• **About this task**: Restate the following data in its entirety, word for word and without images.

• **Supplied data**:

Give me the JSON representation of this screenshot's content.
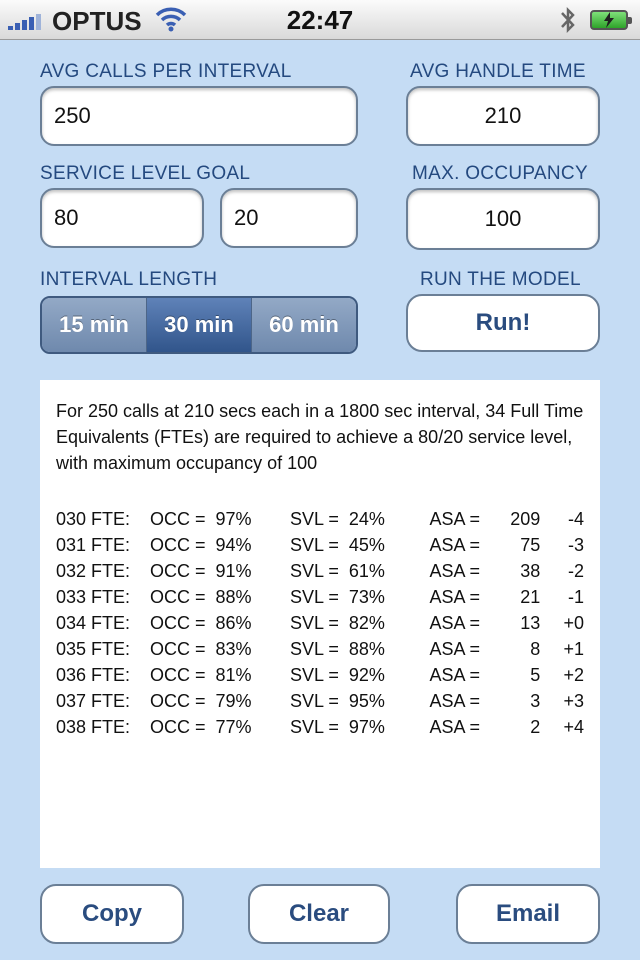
{
  "status_bar": {
    "carrier": "OPTUS",
    "time": "22:47"
  },
  "form": {
    "avg_calls_label": "AVG CALLS PER INTERVAL",
    "avg_calls_value": "250",
    "avg_handle_label": "AVG HANDLE TIME",
    "avg_handle_value": "210",
    "service_level_label": "SERVICE LEVEL GOAL",
    "service_level_percent": "80",
    "service_level_seconds": "20",
    "max_occupancy_label": "MAX. OCCUPANCY",
    "max_occupancy_value": "100",
    "interval_label": "INTERVAL LENGTH",
    "interval_options": [
      "15 min",
      "30 min",
      "60 min"
    ],
    "interval_selected": "30 min",
    "run_label": "RUN THE MODEL",
    "run_button": "Run!"
  },
  "results": {
    "summary": "For 250 calls at 210 secs each in a 1800 sec interval, 34 Full Time Equivalents (FTEs) are required to achieve a 80/20 service level, with maximum occupancy of 100",
    "rows": [
      {
        "fte": "030 FTE:",
        "occ": "OCC =  97%",
        "svl": "SVL =  24%",
        "asa": "ASA =",
        "asa_value": "209",
        "delta": "-4"
      },
      {
        "fte": "031 FTE:",
        "occ": "OCC =  94%",
        "svl": "SVL =  45%",
        "asa": "ASA =",
        "asa_value": "75",
        "delta": "-3"
      },
      {
        "fte": "032 FTE:",
        "occ": "OCC =  91%",
        "svl": "SVL =  61%",
        "asa": "ASA =",
        "asa_value": "38",
        "delta": "-2"
      },
      {
        "fte": "033 FTE:",
        "occ": "OCC =  88%",
        "svl": "SVL =  73%",
        "asa": "ASA =",
        "asa_value": "21",
        "delta": "-1"
      },
      {
        "fte": "034 FTE:",
        "occ": "OCC =  86%",
        "svl": "SVL =  82%",
        "asa": "ASA =",
        "asa_value": "13",
        "delta": "+0"
      },
      {
        "fte": "035 FTE:",
        "occ": "OCC =  83%",
        "svl": "SVL =  88%",
        "asa": "ASA =",
        "asa_value": "8",
        "delta": "+1"
      },
      {
        "fte": "036 FTE:",
        "occ": "OCC =  81%",
        "svl": "SVL =  92%",
        "asa": "ASA =",
        "asa_value": "5",
        "delta": "+2"
      },
      {
        "fte": "037 FTE:",
        "occ": "OCC =  79%",
        "svl": "SVL =  95%",
        "asa": "ASA =",
        "asa_value": "3",
        "delta": "+3"
      },
      {
        "fte": "038 FTE:",
        "occ": "OCC =  77%",
        "svl": "SVL =  97%",
        "asa": "ASA =",
        "asa_value": "2",
        "delta": "+4"
      }
    ]
  },
  "actions": {
    "copy": "Copy",
    "clear": "Clear",
    "email": "Email"
  }
}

• **Task response**:
Give me the JSON representation of this screenshot's content.
{
  "status_bar": {
    "carrier": "OPTUS",
    "time": "22:47"
  },
  "form": {
    "avg_calls_label": "AVG CALLS PER INTERVAL",
    "avg_calls_value": "250",
    "avg_handle_label": "AVG HANDLE TIME",
    "avg_handle_value": "210",
    "service_level_label": "SERVICE LEVEL GOAL",
    "service_level_percent": "80",
    "service_level_seconds": "20",
    "max_occupancy_label": "MAX. OCCUPANCY",
    "max_occupancy_value": "100",
    "interval_label": "INTERVAL LENGTH",
    "interval_options": [
      "15 min",
      "30 min",
      "60 min"
    ],
    "interval_selected": "30 min",
    "run_label": "RUN THE MODEL",
    "run_button": "Run!"
  },
  "results": {
    "summary": "For 250 calls at 210 secs each in a 1800 sec interval, 34 Full Time Equivalents (FTEs) are required to achieve a 80/20 service level, with maximum occupancy of 100",
    "rows": [
      {
        "fte": "030 FTE:",
        "occ": "OCC =  97%",
        "svl": "SVL =  24%",
        "asa": "ASA =",
        "asa_value": "209",
        "delta": "-4"
      },
      {
        "fte": "031 FTE:",
        "occ": "OCC =  94%",
        "svl": "SVL =  45%",
        "asa": "ASA =",
        "asa_value": "75",
        "delta": "-3"
      },
      {
        "fte": "032 FTE:",
        "occ": "OCC =  91%",
        "svl": "SVL =  61%",
        "asa": "ASA =",
        "asa_value": "38",
        "delta": "-2"
      },
      {
        "fte": "033 FTE:",
        "occ": "OCC =  88%",
        "svl": "SVL =  73%",
        "asa": "ASA =",
        "asa_value": "21",
        "delta": "-1"
      },
      {
        "fte": "034 FTE:",
        "occ": "OCC =  86%",
        "svl": "SVL =  82%",
        "asa": "ASA =",
        "asa_value": "13",
        "delta": "+0"
      },
      {
        "fte": "035 FTE:",
        "occ": "OCC =  83%",
        "svl": "SVL =  88%",
        "asa": "ASA =",
        "asa_value": "8",
        "delta": "+1"
      },
      {
        "fte": "036 FTE:",
        "occ": "OCC =  81%",
        "svl": "SVL =  92%",
        "asa": "ASA =",
        "asa_value": "5",
        "delta": "+2"
      },
      {
        "fte": "037 FTE:",
        "occ": "OCC =  79%",
        "svl": "SVL =  95%",
        "asa": "ASA =",
        "asa_value": "3",
        "delta": "+3"
      },
      {
        "fte": "038 FTE:",
        "occ": "OCC =  77%",
        "svl": "SVL =  97%",
        "asa": "ASA =",
        "asa_value": "2",
        "delta": "+4"
      }
    ]
  },
  "actions": {
    "copy": "Copy",
    "clear": "Clear",
    "email": "Email"
  }
}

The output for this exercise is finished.